"""

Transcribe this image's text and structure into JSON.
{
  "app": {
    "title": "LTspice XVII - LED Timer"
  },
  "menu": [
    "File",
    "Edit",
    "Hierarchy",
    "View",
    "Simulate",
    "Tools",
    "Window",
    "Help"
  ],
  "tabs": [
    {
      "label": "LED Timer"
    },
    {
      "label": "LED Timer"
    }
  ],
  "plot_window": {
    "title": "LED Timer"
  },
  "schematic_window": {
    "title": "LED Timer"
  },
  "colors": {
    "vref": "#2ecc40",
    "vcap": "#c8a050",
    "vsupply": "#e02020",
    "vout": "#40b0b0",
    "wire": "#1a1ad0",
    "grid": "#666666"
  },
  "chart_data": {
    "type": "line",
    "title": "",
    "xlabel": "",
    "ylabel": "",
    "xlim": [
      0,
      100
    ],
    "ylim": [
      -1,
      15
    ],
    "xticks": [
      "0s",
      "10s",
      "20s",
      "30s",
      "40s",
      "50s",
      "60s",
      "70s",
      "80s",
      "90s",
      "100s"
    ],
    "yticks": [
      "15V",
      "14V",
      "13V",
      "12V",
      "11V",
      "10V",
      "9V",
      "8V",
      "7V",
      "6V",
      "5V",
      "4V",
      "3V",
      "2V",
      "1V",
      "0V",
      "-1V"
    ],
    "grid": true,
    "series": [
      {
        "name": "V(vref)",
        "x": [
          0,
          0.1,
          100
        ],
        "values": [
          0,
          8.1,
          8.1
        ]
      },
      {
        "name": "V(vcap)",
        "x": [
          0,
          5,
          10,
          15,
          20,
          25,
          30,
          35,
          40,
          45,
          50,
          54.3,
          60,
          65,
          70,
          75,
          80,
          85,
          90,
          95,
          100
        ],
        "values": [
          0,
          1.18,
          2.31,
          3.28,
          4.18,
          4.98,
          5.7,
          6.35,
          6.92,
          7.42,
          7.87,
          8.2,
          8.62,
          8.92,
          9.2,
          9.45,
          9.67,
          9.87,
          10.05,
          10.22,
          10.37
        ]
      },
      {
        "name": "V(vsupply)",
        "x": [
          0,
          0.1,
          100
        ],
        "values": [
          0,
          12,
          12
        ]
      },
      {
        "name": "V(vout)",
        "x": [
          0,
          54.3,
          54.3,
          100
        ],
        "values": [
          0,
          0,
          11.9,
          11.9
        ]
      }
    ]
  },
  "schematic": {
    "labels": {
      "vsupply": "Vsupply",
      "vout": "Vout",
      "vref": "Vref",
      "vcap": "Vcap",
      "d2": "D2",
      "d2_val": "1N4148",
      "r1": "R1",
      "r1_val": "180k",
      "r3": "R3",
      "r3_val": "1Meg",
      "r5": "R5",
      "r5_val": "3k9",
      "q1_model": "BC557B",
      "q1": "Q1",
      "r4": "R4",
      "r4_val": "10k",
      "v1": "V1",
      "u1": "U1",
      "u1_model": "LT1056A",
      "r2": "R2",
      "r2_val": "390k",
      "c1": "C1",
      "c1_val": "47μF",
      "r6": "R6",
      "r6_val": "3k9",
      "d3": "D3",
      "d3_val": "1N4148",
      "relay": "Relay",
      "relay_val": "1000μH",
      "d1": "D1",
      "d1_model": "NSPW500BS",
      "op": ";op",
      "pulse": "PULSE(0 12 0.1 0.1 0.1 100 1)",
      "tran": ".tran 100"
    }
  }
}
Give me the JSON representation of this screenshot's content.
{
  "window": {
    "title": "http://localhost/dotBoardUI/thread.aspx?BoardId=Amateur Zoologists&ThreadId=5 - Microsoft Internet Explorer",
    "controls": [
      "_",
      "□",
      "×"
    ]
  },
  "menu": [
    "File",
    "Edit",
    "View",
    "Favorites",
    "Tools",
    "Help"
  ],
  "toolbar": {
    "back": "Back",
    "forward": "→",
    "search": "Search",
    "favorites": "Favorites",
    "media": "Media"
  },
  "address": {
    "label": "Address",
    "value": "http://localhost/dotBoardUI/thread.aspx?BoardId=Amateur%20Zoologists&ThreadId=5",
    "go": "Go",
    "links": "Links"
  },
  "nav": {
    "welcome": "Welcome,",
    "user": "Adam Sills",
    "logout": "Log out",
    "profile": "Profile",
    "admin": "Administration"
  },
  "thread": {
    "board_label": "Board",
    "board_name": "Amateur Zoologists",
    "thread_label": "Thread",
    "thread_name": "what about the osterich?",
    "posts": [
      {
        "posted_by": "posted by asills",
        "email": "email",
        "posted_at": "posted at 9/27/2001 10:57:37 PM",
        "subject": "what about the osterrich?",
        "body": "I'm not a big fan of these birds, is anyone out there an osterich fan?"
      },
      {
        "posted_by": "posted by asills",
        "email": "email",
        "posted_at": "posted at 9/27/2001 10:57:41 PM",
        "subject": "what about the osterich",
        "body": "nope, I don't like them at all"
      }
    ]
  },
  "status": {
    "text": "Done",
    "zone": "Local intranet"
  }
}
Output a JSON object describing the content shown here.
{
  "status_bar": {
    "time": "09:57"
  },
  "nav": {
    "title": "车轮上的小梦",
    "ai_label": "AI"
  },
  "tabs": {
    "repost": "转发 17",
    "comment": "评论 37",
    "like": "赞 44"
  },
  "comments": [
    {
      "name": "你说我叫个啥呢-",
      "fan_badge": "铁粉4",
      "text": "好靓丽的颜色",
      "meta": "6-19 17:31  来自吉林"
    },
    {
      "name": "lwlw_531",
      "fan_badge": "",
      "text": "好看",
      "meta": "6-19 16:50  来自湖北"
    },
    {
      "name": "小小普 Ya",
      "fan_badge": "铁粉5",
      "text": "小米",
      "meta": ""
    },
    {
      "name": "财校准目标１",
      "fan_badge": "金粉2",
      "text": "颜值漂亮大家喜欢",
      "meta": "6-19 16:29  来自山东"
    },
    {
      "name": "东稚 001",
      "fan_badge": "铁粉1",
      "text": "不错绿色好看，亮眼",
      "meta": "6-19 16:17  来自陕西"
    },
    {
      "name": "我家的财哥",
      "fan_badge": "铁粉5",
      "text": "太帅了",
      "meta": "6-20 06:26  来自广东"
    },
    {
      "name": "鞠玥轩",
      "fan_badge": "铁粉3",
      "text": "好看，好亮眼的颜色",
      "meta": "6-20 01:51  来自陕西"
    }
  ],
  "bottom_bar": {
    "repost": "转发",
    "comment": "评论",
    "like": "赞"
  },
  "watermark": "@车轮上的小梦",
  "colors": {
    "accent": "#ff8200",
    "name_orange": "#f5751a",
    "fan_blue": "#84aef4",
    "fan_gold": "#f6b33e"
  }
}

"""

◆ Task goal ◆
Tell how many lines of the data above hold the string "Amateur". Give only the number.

◆ Finished task ◆
3